LISTED ENTRIES
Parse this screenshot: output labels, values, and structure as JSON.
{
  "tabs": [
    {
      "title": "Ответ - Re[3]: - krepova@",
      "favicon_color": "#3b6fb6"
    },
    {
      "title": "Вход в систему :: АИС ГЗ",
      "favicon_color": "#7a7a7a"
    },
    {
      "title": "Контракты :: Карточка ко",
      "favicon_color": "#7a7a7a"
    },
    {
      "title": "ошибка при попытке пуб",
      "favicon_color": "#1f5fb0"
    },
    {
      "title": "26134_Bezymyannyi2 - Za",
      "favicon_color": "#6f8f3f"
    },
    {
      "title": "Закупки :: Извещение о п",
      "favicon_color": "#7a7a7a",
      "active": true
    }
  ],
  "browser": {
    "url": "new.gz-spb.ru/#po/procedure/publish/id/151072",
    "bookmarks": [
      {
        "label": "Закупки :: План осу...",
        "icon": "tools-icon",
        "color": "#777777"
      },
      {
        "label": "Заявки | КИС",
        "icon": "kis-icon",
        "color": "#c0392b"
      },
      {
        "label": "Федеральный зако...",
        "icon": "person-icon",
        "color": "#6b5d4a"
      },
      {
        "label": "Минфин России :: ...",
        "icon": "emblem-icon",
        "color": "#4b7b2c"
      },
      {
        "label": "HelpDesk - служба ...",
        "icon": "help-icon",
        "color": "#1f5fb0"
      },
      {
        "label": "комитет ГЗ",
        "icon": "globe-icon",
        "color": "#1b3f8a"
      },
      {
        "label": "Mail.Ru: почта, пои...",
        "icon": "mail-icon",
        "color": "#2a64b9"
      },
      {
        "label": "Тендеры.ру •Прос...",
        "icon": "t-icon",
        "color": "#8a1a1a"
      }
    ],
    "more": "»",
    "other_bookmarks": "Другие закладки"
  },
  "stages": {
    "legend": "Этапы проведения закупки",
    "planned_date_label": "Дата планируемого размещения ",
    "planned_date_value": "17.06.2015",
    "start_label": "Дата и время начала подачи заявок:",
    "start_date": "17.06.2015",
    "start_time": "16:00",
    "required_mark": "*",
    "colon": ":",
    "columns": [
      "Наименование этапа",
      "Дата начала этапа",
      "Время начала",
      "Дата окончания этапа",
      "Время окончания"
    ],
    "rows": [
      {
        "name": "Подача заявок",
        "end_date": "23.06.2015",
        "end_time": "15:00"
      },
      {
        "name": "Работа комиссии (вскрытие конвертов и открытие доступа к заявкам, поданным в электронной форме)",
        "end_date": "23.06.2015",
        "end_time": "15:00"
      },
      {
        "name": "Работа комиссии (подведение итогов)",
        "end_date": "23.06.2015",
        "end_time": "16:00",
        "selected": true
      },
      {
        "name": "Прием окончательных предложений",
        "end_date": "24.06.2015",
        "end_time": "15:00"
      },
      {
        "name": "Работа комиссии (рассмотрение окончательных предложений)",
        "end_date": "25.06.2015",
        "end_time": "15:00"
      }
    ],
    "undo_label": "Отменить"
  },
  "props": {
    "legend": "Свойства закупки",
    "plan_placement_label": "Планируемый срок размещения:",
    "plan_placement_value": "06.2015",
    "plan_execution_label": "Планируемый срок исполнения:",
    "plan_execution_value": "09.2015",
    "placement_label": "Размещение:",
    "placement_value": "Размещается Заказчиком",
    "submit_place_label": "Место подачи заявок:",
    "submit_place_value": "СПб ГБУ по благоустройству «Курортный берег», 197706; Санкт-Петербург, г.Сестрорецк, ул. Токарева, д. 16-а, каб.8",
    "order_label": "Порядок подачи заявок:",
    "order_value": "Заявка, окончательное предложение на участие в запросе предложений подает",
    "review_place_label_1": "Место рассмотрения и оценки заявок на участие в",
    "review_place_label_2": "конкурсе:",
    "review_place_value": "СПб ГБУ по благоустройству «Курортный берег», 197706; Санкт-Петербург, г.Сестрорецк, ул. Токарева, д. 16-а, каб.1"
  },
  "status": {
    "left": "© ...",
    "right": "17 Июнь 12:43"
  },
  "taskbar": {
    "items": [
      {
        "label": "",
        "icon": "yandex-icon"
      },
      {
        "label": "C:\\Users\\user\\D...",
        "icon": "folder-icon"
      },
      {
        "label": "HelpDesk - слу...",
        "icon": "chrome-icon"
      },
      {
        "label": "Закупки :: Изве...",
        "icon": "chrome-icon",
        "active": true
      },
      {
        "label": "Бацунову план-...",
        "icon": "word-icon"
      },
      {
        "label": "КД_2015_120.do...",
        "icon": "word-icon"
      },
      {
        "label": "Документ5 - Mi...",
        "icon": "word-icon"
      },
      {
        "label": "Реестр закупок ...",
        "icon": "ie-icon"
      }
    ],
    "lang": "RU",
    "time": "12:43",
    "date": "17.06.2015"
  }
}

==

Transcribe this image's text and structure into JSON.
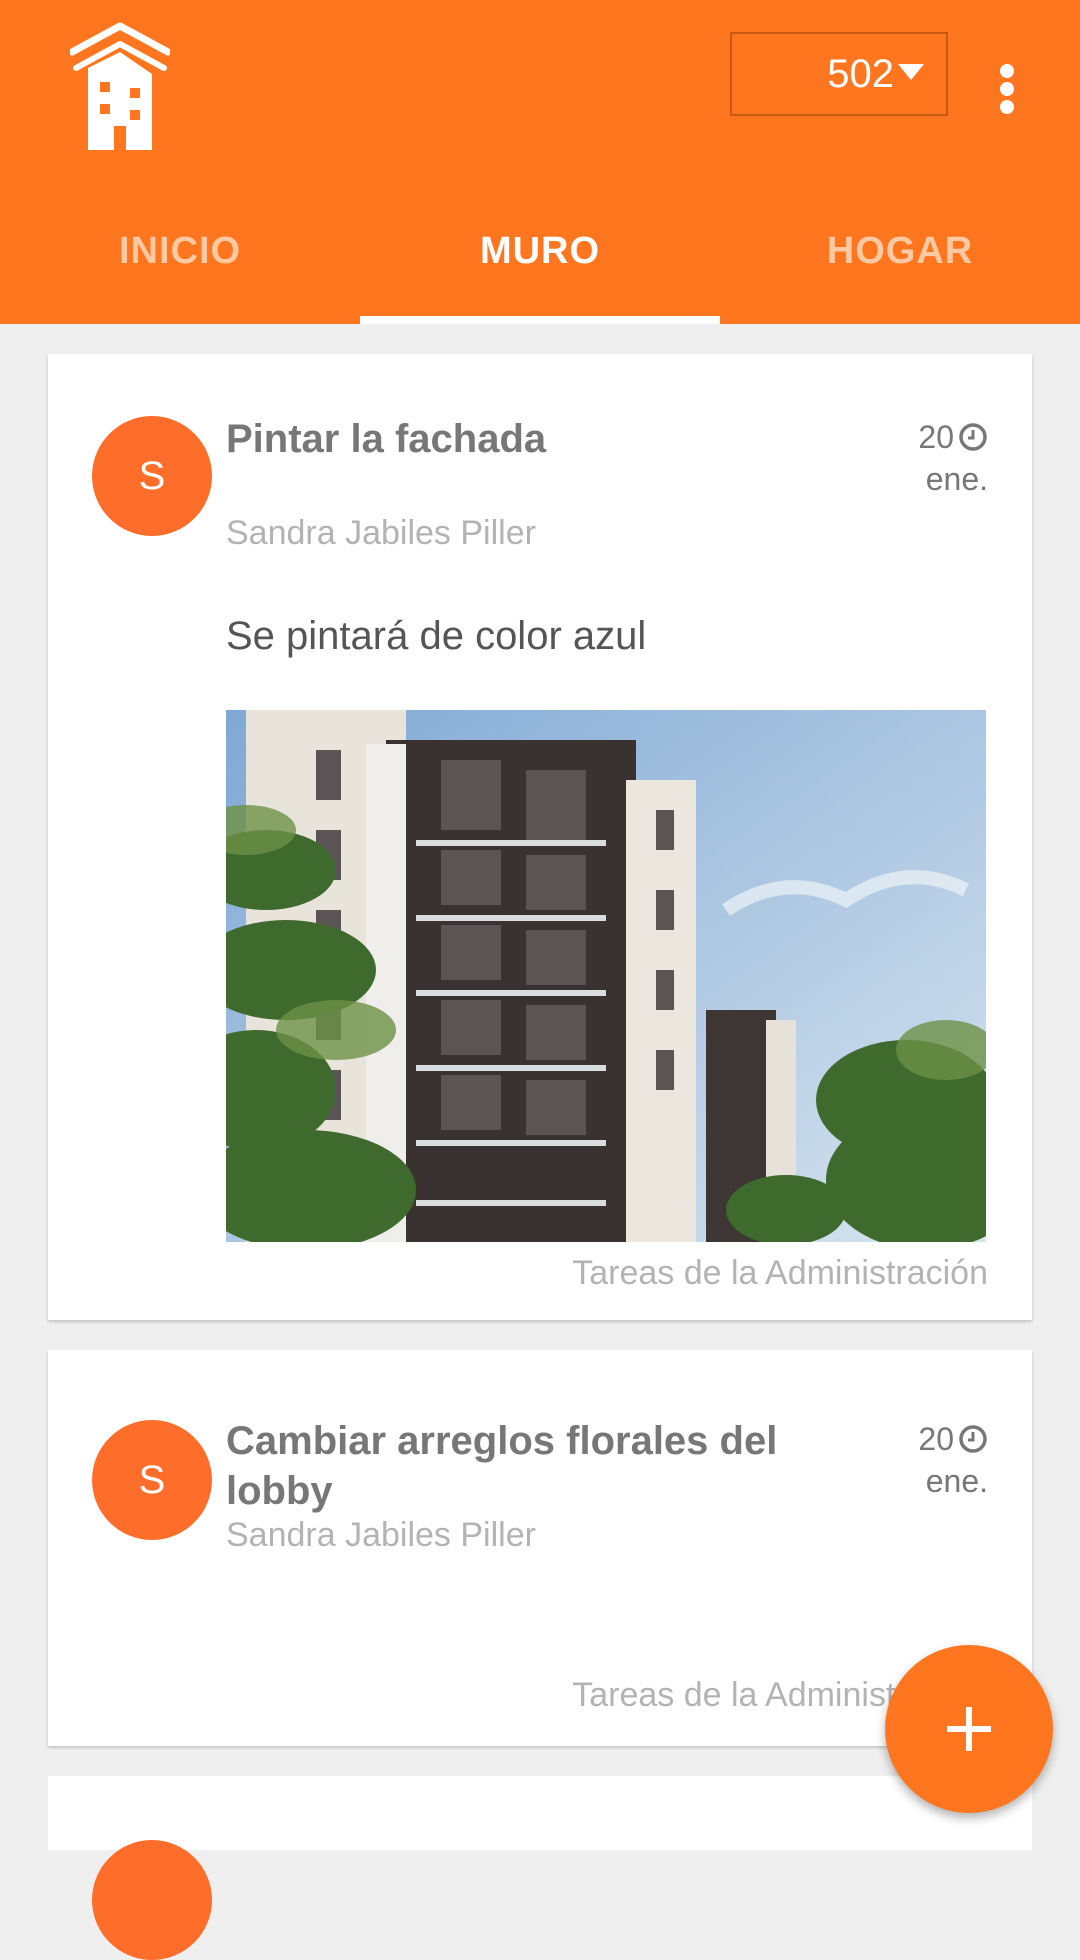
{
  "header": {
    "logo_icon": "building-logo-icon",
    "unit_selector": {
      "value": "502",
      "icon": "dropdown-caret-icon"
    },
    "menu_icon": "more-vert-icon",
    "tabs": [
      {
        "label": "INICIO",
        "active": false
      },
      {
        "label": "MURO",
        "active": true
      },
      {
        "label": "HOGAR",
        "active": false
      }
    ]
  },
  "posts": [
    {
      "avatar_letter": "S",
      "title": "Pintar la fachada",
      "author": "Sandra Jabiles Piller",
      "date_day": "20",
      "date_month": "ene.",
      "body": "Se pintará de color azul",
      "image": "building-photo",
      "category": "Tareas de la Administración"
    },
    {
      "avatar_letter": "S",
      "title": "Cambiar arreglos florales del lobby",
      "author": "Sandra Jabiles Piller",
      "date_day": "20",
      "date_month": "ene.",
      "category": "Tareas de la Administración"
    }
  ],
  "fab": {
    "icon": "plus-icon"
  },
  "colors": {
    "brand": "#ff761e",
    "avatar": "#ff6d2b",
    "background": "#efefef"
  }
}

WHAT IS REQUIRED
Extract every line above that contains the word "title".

REPLY TO THE EXERCISE
      "title": "Ответ - Re[3]: - krepova@",
      "title": "Вход в систему :: АИС ГЗ",
      "title": "Контракты :: Карточка ко",
      "title": "ошибка при попытке пуб",
      "title": "26134_Bezymyannyi2 - Za",
      "title": "Закупки :: Извещение о п",
      "title": "Pintar la fachada",
      "title": "Cambiar arreglos florales del lobby",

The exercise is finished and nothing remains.